|Marchetti MVT/SIAI S.50|
|The Marchetti MVT after its 1922 redesignation as the SIAI S.50.|
|Manufacturer||Vickers-Terni and SIAI|
|Designer||Alessandro Marchetti (1884-1966)|
|Primary user||Corpo Aeronautico Militare
Regia Aeronautica (Italian Royal Air Force)
Alessandro Marchetti (1884-1966) designed the MVT (for "Marchetti-Vickers-Terni"), a single-seat, all-metal biplane with its fuselage suspended between the upper and lower wings. The after part of the fuselage itself was flattened to serve as an airfoil. The semi-elliptical wings were extremely thin in section and employed wing warping to allow lateral control, and the aircraft had all-moving tail surfaces. The MVT was powered by an SPA 6a water-cooled engine rated at 164 kilowatts (220 horsepower) driving a two-bladed propeller, and was armed with two fixed, forward-firing 7.7 millimeter (0.303-inch) Vickers machine guns synchronized to fire through the propeller.
Vickers-Terni at La Spezia constructed the MVT, which first flew in 1919. On 9 December 1919 it reached a maximum speed of 250 kilometers per hour (155 miles per hour), an unofficial world speed record which was denied official status because no representatives of the Fédération Aéronautique Internationale--the world governing body for aeronautics--were present to certify the speed.
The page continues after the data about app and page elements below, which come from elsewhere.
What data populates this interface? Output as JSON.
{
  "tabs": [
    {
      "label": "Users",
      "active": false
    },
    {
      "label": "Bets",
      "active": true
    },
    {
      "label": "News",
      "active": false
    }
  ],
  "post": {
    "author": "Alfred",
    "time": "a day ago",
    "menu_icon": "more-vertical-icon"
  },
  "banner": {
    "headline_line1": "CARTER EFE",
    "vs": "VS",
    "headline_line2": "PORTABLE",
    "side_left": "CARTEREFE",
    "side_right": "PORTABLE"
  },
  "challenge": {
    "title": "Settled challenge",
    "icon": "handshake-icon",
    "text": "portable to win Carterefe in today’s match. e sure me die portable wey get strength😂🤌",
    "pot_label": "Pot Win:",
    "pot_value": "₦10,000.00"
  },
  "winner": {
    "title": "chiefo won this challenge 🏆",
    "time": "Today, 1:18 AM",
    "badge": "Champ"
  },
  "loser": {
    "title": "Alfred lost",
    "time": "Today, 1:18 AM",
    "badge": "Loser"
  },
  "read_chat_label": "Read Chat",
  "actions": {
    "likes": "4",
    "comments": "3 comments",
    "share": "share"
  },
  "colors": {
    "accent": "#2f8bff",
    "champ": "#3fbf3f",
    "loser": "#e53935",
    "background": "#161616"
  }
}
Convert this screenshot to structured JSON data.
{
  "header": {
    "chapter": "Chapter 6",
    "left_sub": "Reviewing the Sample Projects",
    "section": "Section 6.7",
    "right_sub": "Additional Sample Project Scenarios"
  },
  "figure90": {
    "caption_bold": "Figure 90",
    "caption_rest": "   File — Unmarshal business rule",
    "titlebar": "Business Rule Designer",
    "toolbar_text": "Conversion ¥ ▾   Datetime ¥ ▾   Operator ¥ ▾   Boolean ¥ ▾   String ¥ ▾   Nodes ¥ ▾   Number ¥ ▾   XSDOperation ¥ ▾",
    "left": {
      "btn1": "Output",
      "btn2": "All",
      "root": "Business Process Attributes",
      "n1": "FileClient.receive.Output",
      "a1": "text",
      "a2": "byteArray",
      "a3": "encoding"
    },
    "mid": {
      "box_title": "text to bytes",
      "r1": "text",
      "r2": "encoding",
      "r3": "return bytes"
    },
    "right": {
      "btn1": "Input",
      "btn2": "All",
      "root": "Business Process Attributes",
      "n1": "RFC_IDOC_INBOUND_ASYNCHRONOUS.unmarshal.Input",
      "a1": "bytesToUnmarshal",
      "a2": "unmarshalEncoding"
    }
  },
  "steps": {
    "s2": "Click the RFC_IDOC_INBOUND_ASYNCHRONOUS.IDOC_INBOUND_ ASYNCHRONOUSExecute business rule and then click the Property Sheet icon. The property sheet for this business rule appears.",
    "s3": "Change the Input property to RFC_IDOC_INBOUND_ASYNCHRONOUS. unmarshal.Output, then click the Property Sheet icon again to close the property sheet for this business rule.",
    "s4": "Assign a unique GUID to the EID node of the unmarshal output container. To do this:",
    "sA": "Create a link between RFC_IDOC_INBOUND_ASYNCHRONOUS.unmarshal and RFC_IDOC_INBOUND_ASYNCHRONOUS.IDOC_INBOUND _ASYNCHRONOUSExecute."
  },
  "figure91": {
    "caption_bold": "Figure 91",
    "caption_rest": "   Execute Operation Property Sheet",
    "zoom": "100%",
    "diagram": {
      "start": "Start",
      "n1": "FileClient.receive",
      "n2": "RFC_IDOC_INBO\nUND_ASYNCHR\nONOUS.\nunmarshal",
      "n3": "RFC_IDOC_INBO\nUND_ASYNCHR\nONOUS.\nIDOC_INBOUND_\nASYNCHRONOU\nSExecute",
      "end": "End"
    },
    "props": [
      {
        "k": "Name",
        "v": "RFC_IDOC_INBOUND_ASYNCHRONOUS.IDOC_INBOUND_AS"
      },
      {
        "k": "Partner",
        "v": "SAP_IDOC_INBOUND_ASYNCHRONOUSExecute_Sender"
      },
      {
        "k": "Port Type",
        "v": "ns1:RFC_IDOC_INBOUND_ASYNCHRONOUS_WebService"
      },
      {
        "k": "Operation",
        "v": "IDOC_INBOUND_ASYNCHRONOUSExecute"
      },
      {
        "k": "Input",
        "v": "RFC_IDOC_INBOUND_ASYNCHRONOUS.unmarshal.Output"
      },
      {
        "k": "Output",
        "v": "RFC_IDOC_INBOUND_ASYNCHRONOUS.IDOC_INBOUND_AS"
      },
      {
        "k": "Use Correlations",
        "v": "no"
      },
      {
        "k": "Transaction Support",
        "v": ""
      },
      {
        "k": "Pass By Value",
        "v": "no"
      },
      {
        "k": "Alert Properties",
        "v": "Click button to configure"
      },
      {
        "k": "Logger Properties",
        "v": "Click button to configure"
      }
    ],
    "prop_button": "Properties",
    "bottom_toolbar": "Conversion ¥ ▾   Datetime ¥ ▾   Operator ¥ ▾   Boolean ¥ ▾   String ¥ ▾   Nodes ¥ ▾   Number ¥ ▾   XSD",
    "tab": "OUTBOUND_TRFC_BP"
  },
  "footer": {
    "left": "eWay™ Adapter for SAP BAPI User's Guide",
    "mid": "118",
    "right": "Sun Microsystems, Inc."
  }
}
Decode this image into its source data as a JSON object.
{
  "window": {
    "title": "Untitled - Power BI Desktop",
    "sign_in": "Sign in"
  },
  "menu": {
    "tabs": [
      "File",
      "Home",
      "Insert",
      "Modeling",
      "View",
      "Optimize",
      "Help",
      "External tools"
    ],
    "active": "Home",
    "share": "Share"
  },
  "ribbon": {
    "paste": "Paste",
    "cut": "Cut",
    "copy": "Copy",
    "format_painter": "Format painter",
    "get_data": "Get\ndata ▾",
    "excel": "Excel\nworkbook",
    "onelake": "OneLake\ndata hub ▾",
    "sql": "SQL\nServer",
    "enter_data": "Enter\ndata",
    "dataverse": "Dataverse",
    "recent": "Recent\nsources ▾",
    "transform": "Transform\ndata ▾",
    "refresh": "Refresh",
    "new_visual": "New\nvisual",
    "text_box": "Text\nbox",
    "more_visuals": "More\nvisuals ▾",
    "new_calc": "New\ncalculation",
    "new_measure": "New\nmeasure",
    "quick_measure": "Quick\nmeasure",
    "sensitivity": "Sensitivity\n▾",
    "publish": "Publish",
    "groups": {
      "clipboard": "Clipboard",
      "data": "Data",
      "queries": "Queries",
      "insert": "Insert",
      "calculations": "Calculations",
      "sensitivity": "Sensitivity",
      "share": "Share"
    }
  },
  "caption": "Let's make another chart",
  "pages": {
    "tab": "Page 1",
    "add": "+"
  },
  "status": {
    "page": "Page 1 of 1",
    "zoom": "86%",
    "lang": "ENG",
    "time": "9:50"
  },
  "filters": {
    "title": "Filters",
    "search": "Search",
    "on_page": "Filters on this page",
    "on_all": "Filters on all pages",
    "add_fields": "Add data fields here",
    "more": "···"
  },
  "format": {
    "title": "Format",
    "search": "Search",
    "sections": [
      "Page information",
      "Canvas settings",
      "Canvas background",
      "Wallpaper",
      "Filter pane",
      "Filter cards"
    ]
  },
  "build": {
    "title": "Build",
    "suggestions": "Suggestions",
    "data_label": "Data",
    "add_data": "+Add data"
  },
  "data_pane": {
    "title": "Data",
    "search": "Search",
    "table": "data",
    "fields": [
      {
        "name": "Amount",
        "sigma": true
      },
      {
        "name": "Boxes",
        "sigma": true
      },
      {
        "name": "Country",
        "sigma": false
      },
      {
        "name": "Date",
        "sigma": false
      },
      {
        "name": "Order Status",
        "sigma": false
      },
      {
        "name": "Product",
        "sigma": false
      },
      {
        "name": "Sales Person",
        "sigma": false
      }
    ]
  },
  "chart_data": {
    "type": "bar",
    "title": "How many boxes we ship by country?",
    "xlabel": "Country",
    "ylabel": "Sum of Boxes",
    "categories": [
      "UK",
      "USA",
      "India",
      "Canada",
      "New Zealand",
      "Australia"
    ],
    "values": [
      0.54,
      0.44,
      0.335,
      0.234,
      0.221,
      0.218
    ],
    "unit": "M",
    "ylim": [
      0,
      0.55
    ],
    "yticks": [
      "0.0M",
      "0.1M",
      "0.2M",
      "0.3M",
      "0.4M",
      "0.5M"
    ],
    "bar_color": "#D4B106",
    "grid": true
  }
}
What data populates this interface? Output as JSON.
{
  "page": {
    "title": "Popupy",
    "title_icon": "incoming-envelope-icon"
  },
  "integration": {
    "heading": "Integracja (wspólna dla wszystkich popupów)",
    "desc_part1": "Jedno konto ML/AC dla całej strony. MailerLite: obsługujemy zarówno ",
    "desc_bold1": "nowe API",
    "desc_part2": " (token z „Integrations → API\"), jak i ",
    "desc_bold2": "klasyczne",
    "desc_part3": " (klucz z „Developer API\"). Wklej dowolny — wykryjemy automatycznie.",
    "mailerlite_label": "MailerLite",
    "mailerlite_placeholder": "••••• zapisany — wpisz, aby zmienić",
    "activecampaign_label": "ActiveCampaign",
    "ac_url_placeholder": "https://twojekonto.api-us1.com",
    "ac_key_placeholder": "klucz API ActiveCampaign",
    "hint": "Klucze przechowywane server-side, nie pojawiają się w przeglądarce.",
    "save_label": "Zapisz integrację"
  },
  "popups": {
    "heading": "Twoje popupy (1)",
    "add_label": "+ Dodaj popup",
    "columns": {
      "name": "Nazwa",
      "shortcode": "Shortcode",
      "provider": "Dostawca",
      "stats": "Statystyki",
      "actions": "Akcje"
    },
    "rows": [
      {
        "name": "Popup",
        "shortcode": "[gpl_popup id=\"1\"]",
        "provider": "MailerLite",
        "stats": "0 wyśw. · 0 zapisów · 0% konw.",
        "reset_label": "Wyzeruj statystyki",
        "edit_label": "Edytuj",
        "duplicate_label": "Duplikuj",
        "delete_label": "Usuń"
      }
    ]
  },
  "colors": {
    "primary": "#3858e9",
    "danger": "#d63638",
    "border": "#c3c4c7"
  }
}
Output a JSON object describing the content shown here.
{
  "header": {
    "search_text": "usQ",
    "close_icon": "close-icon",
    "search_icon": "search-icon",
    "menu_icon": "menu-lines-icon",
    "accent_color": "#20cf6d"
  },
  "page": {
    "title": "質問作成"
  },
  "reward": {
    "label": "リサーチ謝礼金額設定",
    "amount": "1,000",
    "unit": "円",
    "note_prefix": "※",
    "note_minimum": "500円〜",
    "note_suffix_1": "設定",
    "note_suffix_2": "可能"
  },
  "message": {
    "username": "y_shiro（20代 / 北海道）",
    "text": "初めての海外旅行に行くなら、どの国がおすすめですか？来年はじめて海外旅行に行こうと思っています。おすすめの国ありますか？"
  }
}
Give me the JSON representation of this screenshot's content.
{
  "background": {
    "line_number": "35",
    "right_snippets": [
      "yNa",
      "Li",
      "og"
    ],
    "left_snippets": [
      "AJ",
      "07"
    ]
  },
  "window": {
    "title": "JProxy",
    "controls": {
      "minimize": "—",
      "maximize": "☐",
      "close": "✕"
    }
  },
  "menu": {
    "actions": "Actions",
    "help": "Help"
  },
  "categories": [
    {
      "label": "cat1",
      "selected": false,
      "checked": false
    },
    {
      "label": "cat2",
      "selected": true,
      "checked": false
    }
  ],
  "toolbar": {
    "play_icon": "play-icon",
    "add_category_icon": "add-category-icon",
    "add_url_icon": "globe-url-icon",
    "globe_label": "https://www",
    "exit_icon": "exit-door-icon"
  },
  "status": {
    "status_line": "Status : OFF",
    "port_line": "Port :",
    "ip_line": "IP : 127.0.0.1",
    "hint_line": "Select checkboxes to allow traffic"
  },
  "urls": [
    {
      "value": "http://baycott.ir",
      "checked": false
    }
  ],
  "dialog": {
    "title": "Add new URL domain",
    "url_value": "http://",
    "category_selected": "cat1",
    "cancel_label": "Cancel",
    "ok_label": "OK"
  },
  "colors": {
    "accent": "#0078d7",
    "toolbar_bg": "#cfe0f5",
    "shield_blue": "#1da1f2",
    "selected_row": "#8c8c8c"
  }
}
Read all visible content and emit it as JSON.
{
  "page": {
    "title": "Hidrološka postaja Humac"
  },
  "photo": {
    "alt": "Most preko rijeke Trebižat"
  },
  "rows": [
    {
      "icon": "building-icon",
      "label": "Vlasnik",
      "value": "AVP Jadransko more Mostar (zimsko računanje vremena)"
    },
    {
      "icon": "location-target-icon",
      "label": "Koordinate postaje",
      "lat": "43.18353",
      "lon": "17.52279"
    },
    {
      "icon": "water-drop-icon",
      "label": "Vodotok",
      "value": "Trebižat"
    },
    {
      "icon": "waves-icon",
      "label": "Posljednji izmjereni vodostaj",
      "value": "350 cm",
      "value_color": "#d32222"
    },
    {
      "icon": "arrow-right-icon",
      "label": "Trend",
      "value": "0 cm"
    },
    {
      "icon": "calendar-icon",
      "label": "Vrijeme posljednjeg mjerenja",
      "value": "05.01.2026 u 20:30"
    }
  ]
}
In 1920, Marchetti redesigned the MVT, giving it wings of longer span and splayed interplane bracing struts, a new cabane structure, and a more powerful engine, the SPA 62a rated at 234 kilowatts (285 horsepower). In this redesigned form, the MVT underwent testing at Guidonia Montecelio, where it achieved a speed of 275 kilometers per hour (171 miles per hour).
Marchetti joined the SIAI firm in 1922 as its chief designer, and at that time the MVT was renamed the SIAI S.50. Although the S.50 did not meet the specifications the Regia Aeronautica (Italian Royal Air Force) had established for entrants in the 1923 single-seat fighter contest--which specified that entrants be powered by the 224-kilowatt (300-horsepower) Hispano-Suiza HS 42 eight-cylinder water-cooled engine--SIAI entered it anyway. It met a favorable enough reception for the Regia Aeronautica to acquire three aircraft for evaluation and make plans to order 12 aircraft, although in the end the 12 were never ordered or constructed.
Data from Green, William, and Gordon Swanborough The Complete Book of Fighters: An Illustrated Encyclopedia of Every Fighter Aircraft Built and Flown, New York: SMITHMARK Publishers, 1994, ISBN 0-8317-3939-8